Elliot Jay Stocks on Responsive web design ➦

Elliot Jay Stocks:

I could go on about why I think Responsive Web Design is a great idea for your websites, clients, colleagues, and of course users, but the thought I’ll leave you with is this:
Create a new HTML document, add some content, don’t add any CSS, and view that document in a browser. What do you see?
The web has always been fluid; we’ve just wasted a good number of years forcing fixed pixels onto an inherently responsive framework. The time to stop is now.

It's an interesting and thought provoking article if you're interested in this stuff. Well worth the read.

User Experience Designer vs. Creative Director | UX Booth

Andrew Maier at UX Booth in an article titled User Experience Designer vs. Creative Director:

To begin with, “functional” requirements only determine if an application can do something, not how one goes about making an application do something. The evolution of the application landscape says that the latter has quickly become a key differentiators. Therefore, the importance of the role of someone who understands users rises.

Interesting article, especially for those working in the digital space.

Life Below 600px | Paddy Donnelly

Paddy Donnelly on an excellent article about the concept of "the fold" in web design:

We all know, people have learned to scroll. They did a long time ago, but still the 'everything needs to be above the fold' concept lingers on.

It's not new, and others have argued that there is no fold in a very compelling way. But today I had an discussion about this when someone mentioned, again, that a key element was below the fold.

We were looking at the website on my 13 inch MacBook Air. Fortunately, I had it connected to a 24 inch display, so I just dragged the browser to the bigger screen and presto! The whole thing was above the fold.

I then showed them the site on the iPad. And then on the iPhone.

It's time to move on. Scrolling is simple and everybody does it naturally. There is no fold.

Nielsen is wrong on mobile | .net magazine

Following up on my previous post on mobile sites vs. full sites, here's a really good refutal to Nielsen's recommendations by Josh Clark titled Nielsen is wrong on mobile. He writes:

The answer is not building a separate website for every platform. That might've been fine when a new platform arrived every few years. But now that they seem to arrive every few weeks, that strategy is untenable. There aren't enough of us to support and design a fresh website for mobile, for tablets (for 7" and for 10" tablets), for television and for speech-based interfaces that are around the corner.

It's a content-strategy nightmare and a voracious resource hog to build and support separate websites for each and every platform, for each and every screen size, for each and every input style (touch, speech, text and so on).

Definitely with a read.

Mobile Site vs. Full Site (Jakob Nielsen's Alertbox)

Jakob Nielsen's on having a mobile site vs. a full site:

Good mobile user experience requires a different design than what's needed to satisfy desktop users. Two designs, two sites, and cross-linking to make it all work.

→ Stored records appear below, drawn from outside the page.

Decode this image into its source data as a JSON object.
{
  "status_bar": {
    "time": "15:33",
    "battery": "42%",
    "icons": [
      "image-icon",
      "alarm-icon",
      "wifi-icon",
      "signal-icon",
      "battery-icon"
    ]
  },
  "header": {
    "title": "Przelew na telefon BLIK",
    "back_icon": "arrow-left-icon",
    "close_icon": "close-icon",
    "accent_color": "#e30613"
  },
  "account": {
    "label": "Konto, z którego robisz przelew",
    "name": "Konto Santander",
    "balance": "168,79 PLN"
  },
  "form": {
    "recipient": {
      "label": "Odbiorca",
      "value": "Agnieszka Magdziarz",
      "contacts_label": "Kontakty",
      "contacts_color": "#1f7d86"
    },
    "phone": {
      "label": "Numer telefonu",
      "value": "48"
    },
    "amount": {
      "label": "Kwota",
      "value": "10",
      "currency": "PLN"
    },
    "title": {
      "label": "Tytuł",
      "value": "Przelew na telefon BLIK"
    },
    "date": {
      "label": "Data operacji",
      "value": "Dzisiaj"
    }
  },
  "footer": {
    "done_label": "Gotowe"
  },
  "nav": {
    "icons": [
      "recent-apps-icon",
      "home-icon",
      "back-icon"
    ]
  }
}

He basically says you need 2 completely different sites, and that for the mobile site, you should "cut features, to eliminate things that are not core to the mobile use case; cut content, to reduce word count and defer secondary information to secondary pages; and enlarge interface elements, to accommodate the "fat finger" problem."

In a way, this makes sense. Navigating a website designed for desktop use on a mobile phone is frustrating at best and downright impossible at worst.

However, I don't agree with cutting down features and content. Just because you're on a mobile doesn't always mean you're just after a quick fix or don't need all the information. I'd argue that many people today will use their smartphone to browse the web just because it's at arms reach and they can't be bothered to get up and open their laptop. This doesn't mean they need less features and content.

The challenge, I think, is a design and usability one. And it's not an easy one.

The new Apple TV interface design is app ready

Apple TV interface design ready for apps Shortly before Apple announced the new Apple TV, I wrote a short article in which I described what I would like the next Apple TV to be. My main point wasn't about new hardware, but about new functionality and a new interface that allowed for apps as channels.

For example, an app for each free-to-air channel is obvious, but what about an app for HBO or Showtime? It could open up to a new interface where customers could choose the shows they wanted to watch, it could include special content like behind the scenes and interviews.

How about an app for a show? If I buy the season of The Walking Dead, it could show up as an app on my Apple TV and inside have all the episodes, interviews, webisodes, info about the comic books, etc. It would be like having all the content a DVD has, but in an app accessible through Apple TV. It would also be great for independent content producers by selling direct to customers. Similar to what the Mac App Store does for software.

This obviously didn't happen with the latest version of the Apple TV.

We did get 1080p and a new interface design though. And it's this new Apple TV interface design that I find interesting. It seems to be heading in the direction I was thinking of. The main screen now has icons for things like Netflix, MLB.tv, NHL, Vimeo, and others as well as Movies, TV Shows, Music (which gives you your iTunes Match Library), and Computers (which lets you see the iTunes Libraries of other Macs in your network).

While I'm not convinced the UI is perfect yet, it does feel like a step in the right direction. The new Apple TV interface is ready for apps.